**YOUR OBJECTIVE:** Each line holding the string "BASKET" is to be copied from the data.

MATERIAL SHOWN Block Start

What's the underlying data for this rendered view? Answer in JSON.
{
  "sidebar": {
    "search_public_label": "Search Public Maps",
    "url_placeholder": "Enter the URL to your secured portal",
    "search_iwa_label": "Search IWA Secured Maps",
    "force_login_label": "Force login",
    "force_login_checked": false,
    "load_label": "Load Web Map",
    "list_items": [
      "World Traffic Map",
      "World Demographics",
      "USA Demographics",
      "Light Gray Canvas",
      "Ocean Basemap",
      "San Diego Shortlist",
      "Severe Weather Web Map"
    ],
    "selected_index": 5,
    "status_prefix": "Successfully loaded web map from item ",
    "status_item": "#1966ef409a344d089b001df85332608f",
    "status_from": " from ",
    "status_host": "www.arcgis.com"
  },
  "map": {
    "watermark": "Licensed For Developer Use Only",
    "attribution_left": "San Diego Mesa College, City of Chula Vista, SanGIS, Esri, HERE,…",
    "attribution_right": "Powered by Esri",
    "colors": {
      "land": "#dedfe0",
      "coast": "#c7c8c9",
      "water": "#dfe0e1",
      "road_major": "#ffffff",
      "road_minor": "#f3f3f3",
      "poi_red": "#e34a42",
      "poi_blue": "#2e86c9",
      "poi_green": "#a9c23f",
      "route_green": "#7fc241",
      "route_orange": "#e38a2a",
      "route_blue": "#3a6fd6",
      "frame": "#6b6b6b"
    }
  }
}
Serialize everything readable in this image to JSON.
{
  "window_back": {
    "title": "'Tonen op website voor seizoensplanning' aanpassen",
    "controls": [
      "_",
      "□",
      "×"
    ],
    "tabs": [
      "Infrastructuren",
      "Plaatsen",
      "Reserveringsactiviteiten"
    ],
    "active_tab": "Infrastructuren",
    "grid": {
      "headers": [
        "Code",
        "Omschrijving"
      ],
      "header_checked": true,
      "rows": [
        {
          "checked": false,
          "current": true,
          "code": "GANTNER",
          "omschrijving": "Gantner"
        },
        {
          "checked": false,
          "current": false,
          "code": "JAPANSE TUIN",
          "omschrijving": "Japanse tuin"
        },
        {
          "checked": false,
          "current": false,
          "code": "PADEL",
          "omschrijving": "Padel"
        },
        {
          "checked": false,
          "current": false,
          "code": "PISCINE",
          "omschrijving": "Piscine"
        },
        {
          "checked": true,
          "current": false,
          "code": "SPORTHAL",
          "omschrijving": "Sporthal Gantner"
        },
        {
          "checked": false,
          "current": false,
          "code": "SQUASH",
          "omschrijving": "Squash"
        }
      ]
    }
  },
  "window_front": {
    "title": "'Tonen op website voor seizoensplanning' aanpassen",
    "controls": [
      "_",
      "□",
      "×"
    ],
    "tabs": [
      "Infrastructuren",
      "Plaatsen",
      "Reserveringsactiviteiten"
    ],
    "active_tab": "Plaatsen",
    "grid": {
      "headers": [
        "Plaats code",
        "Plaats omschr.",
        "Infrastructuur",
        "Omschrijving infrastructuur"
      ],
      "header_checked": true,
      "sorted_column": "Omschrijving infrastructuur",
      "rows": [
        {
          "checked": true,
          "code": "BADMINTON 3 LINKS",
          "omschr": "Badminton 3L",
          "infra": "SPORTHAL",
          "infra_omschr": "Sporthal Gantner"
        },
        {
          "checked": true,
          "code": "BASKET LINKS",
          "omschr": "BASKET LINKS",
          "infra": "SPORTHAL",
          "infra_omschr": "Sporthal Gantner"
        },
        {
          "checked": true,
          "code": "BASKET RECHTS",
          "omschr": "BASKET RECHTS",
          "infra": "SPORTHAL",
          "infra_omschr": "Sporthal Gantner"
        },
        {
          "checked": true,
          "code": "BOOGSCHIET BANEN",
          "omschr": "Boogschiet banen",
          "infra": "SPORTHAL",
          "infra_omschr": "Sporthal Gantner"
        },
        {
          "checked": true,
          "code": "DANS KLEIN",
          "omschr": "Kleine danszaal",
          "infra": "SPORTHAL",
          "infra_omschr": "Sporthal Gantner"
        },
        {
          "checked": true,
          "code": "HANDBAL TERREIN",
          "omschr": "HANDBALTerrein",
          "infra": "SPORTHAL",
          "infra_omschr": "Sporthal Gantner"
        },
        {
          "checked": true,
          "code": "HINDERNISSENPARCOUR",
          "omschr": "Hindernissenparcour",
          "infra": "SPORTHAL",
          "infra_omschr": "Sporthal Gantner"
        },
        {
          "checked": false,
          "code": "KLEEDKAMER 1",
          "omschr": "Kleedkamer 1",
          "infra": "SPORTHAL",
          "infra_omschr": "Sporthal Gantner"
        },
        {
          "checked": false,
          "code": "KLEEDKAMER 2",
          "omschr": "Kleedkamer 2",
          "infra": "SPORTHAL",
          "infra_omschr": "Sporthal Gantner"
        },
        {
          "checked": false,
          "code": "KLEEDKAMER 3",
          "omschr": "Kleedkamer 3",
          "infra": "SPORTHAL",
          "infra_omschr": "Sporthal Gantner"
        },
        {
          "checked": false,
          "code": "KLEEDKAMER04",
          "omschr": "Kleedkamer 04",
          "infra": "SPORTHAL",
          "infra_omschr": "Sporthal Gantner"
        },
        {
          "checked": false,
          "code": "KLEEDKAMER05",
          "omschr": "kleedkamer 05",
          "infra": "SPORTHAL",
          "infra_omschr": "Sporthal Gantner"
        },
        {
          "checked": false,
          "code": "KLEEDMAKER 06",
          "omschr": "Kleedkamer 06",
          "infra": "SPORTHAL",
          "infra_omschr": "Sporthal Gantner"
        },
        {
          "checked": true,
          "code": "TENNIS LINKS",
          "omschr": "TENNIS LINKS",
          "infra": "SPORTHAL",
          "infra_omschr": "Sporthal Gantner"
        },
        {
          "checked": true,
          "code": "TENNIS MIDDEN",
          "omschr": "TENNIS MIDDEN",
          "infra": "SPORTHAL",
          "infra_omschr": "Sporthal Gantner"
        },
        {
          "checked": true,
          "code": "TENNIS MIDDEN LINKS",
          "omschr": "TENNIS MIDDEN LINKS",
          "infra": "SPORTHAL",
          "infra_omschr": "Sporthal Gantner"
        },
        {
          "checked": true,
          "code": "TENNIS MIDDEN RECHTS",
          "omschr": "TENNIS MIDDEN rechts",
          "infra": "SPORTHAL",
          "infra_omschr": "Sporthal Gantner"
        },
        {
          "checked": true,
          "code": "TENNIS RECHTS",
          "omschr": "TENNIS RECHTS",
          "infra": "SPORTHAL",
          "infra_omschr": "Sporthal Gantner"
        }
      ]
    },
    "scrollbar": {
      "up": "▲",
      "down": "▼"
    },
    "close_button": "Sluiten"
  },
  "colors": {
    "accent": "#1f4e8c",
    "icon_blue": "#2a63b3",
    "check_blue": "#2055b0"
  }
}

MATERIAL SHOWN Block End

**TASK ANSWER:**
          "code": "BASKET LINKS",
          "omschr": "BASKET LINKS",
          "code": "BASKET RECHTS",
          "omschr": "BASKET RECHTS",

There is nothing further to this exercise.